“It only happens to the good ones” is a cliché coined by some trainers when injury brings about the premature retirement of horses destined for bigger things.
By Glenn Davis
Gold Coast trainer Michael Costa joined that ever-growing list when his star sprinter Phobetor’s career came to an abrupt end following the gelding’s brilliant win in the Group 2 Missile Stakes at Randwick in early August.
Phobetor was retired after suffering a relapse of an old fetlock injury after delivering Costa the biggest win of his short career in the 1200m Missile Stakes.
Costa, 33, was a former NSW steward before turning his hand to training and had big plans in mind with Phobetor in Melbourne during the spring.
Costa thought a Group 1 was within grasp for the emerging sprinter whose career was restricted to just 12 starts for an impressive seven wins and a second.
“There’s always highs and lows in racing and I’ve been through it all,” Costa said.
“He was part of the family to us and had he not hurt himself again he would have gone on to the (Group 1) Memsie Stakes at Caulfield in August.
“I thought he would have been a huge chance after the way he won the Missile.”
Phobetor’s breakdown came in the same week he lost Randwick winner Seentoomany, who was retired to stud as a broodmare.
Seentoomany, a six-year-old daughter of Sebring, earned prizemoney of almost $270,000 from eight wins and five placings before her retirement.
Phobetor took Costa on a hell of a ride after he paid $70,000 for him at the Magic Millions June sales in 2017.
“I bought him and Malahide at the Gold Coast sales that year and it was a hell of a lot of money for me back then,” he said.
“But I really liked his pedigree and fell in love with him when I first saw him.
“He had big hips and a lovely loose walk and a kind eye.

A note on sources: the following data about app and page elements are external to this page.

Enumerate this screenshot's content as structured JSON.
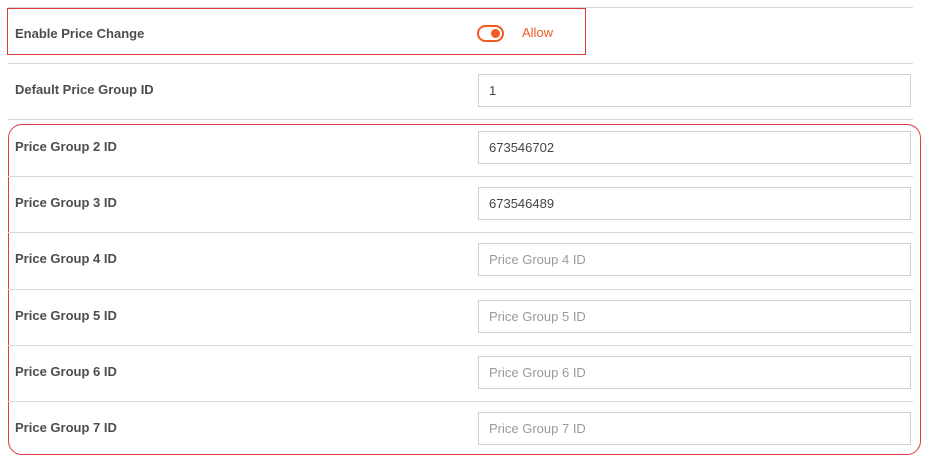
{
  "enable_price_change": {
    "label": "Enable Price Change",
    "toggle_on": true,
    "toggle_label": "Allow",
    "accent_color": "#f15a22"
  },
  "default_price_group": {
    "label": "Default Price Group ID",
    "value": "1"
  },
  "price_groups": [
    {
      "label": "Price Group 2 ID",
      "value": "673546702",
      "placeholder": "Price Group 2 ID"
    },
    {
      "label": "Price Group 3 ID",
      "value": "673546489",
      "placeholder": "Price Group 3 ID"
    },
    {
      "label": "Price Group 4 ID",
      "value": "",
      "placeholder": "Price Group 4 ID"
    },
    {
      "label": "Price Group 5 ID",
      "value": "",
      "placeholder": "Price Group 5 ID"
    },
    {
      "label": "Price Group 6 ID",
      "value": "",
      "placeholder": "Price Group 6 ID"
    },
    {
      "label": "Price Group 7 ID",
      "value": "",
      "placeholder": "Price Group 7 ID"
    }
  ],
  "highlight_color": "#e0393e"
}
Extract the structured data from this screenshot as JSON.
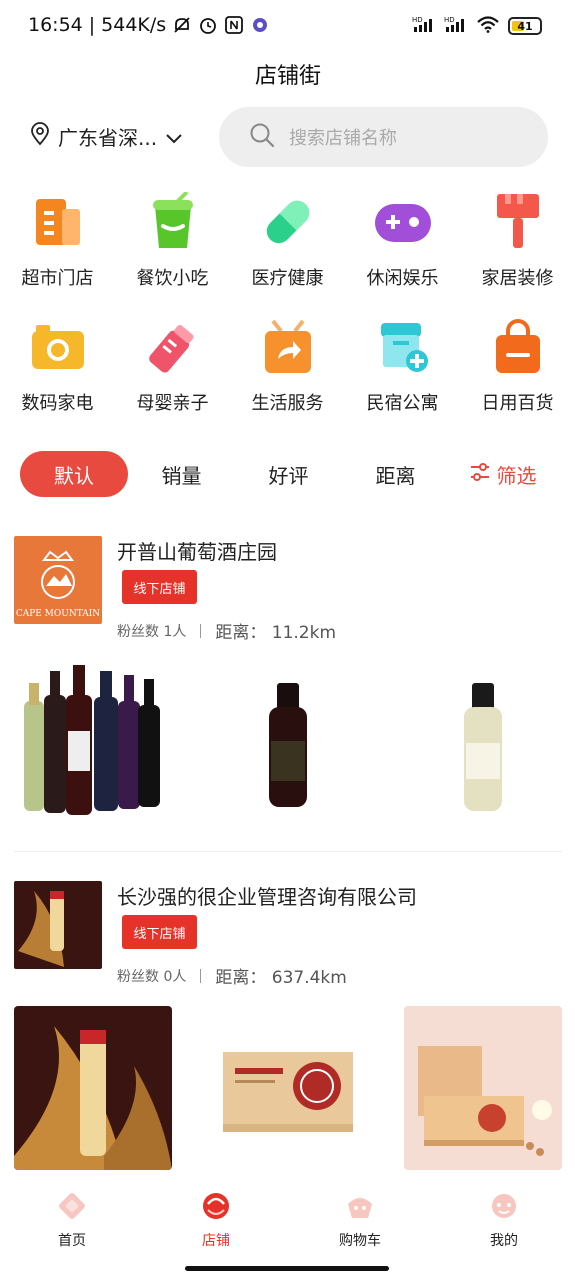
{
  "status_bar": {
    "time": "16:54",
    "net_speed": "544K/s",
    "battery": "41"
  },
  "page_title": "店铺街",
  "location": "广东省深...",
  "search": {
    "placeholder": "搜索店铺名称"
  },
  "categories": [
    {
      "label": "超市门店",
      "icon": "supermarket-icon",
      "color": "#f5861f"
    },
    {
      "label": "餐饮小吃",
      "icon": "drink-cup-icon",
      "color": "#58c52a"
    },
    {
      "label": "医疗健康",
      "icon": "capsule-icon",
      "color": "#2bd18a"
    },
    {
      "label": "休闲娱乐",
      "icon": "gamepad-icon",
      "color": "#a14fd8"
    },
    {
      "label": "家居装修",
      "icon": "paint-brush-icon",
      "color": "#f4584a"
    },
    {
      "label": "数码家电",
      "icon": "camera-icon",
      "color": "#f6b82a"
    },
    {
      "label": "母婴亲子",
      "icon": "baby-bottle-icon",
      "color": "#f0546a"
    },
    {
      "label": "生活服务",
      "icon": "share-box-icon",
      "color": "#f7912e"
    },
    {
      "label": "民宿公寓",
      "icon": "shop-plus-icon",
      "color": "#2fc6d5"
    },
    {
      "label": "日用百货",
      "icon": "shopping-bag-icon",
      "color": "#f26a1c"
    }
  ],
  "sort": {
    "default": "默认",
    "sales": "销量",
    "rating": "好评",
    "distance": "距离",
    "filter": "筛选"
  },
  "stores": [
    {
      "name": "开普山葡萄酒庄园",
      "tag": "线下店铺",
      "fans": "粉丝数 1人",
      "distance": "距离：  11.2km",
      "logo_text": "CAPE MOUNTAIN"
    },
    {
      "name": "长沙强的很企业管理咨询有限公司",
      "tag": "线下店铺",
      "fans": "粉丝数 0人",
      "distance": "距离：  637.4km"
    }
  ],
  "bottom_nav": [
    {
      "label": "首页",
      "icon": "home-icon"
    },
    {
      "label": "店铺",
      "icon": "store-icon",
      "active": true
    },
    {
      "label": "购物车",
      "icon": "cart-icon"
    },
    {
      "label": "我的",
      "icon": "profile-icon"
    }
  ],
  "colors": {
    "accent": "#e94a3f",
    "tag": "#e5332a"
  }
}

“The only reason he was gelded later on was because he got so big and solid.”
Costa admitted he was worried about the huge outlay, although it was well below the sale average.
“I spoke to the vendor before he went through the sale ring and she only had one yearling at the sales and was happy to take $10,000,” Costa recalled.
“I was happy to pay on the spot but he eventually went through the ring and had a lot of interest from buyers so I decided to go all the way and went to $55,000 to get him.”
Phobetor gave Costa an instant return on his outlay, winning his maiden at the Gold Coast in May, 2019.
“I gave him a quiet trial as part of his education at Murwillumbah then tipped him out for a few months,” Costa said.
“He really came on after his next trial at the Gold Coast and was backed from $8 into $3.20 when he won his first start.”
Phobetor ended his first preparation with three wins from five starts before Costa turned him out for a break.
“We had the Magic Millions in mind with him and gave him his first run back at Eagle Farm just to blow the cobwebs away,” he said.
“Going to the Magic Millions was a lot of fun, as we aimed him for The Rising Star the week before the Magic Millions Cup.
“He won the Rising Star when he led all the way, but he never backed-up a week later when he was beaten in the Magic Millions Cup.”
Phobetor was given another break before returning to work a much stronger horse next campaign.
“He came back into work and started off in a 1050m race at Doomben in June last year but I thought they would be too nippy for him,” he said.
“But he caught us all by surprise.
“Unfortunately, he strained a tendon in the off foreleg after his Doomben win and had to have a long time off.”
Phobetor made a successful recovery from the injury setback before returning to work to prepare for another campaign.
“He had a good long spell and came back into the stable weighing 600kg,” Costa recalled.
“He made a full recovery from the fetlock injury and when he came back into the stables, I gave him plenty of swimming and a lot of beach work to get him right,” he said.
After winning two barrier trials at the Gold Coast, Phobetor maintained his great first-up record beating the Toby and Trent Edmonds-trained Peppi La Few at Doomben in June en route to the Listed Ramornie Handicap at Grafton in July.